  6. Radar has horn type, rod type and cable type. Relative ultrasonic waves can be applied to more complicated working conditions.


We generally call sound waves with an acoustic wave frequency exceeding 20kHz as ultrasonic waves. Ultrasonic waves are a type of mechanical waves, that is, a process of mechanical vibration propagation in elastic media. It is characterized by high frequency, short wavelength, and small diffraction phenomenon. It has good directivity and can be directional and propagated as rays. Ultrasonic waves have very low attenuation in liquids and solids, and therefore have strong penetrating power. Especially in solids that are opaque to light, ultrasonic waves can penetrate tens of meters in length, and there will be significant reflection when they encounter impurities or interfaces. Ultrasonic measurement Level is the use of this feature.

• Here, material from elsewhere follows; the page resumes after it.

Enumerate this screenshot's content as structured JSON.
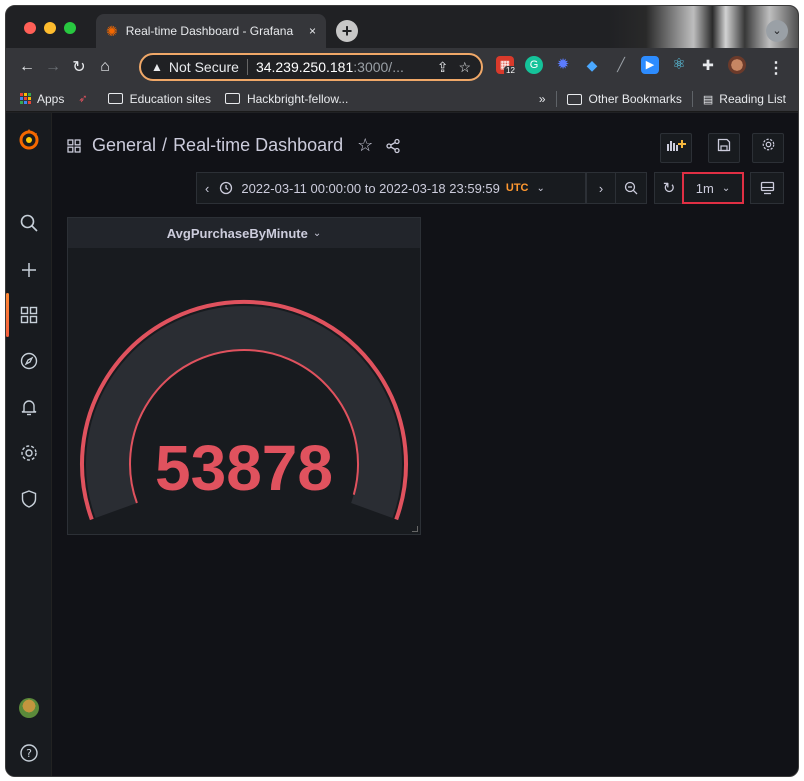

In the ultrasonic detection technology, no matter what kind of ultrasonic instrument, it is necessary to transmit the electric energy converted ultrasonic wave, and then receive it back and convert it into electrical signals. The device that accomplishes this function is called an ultrasonic transducer, also called a probe. As shown in the figure, the ultrasonic transducer is placed above the measured liquid, and the ultrasonic wave is transmitted downward. The ultrasonic wave passes through the air medium, is reflected back when it encounters the water surface, and is received by the transducer and converted into an electrical signal. The electronic detection part detects this signal and turns it into a liquid level signal for display and output.


According to the principle of ultrasonic wave propagation in a medium, if the conditions of medium pressure, temperature, density, and humidity are constant, the propagation speed of the ultrasonic wave in the medium is a constant. Therefore, when the time required for the ultrasonic wave to be received from the reflection of the liquid surface is measured, the distance through which the ultrasonic wave passes can be converted, and the liquid level data is obtained.


Ultrasound has a dead zone. The distance between the sensor installation position and the measurement liquid must be calculated during installation.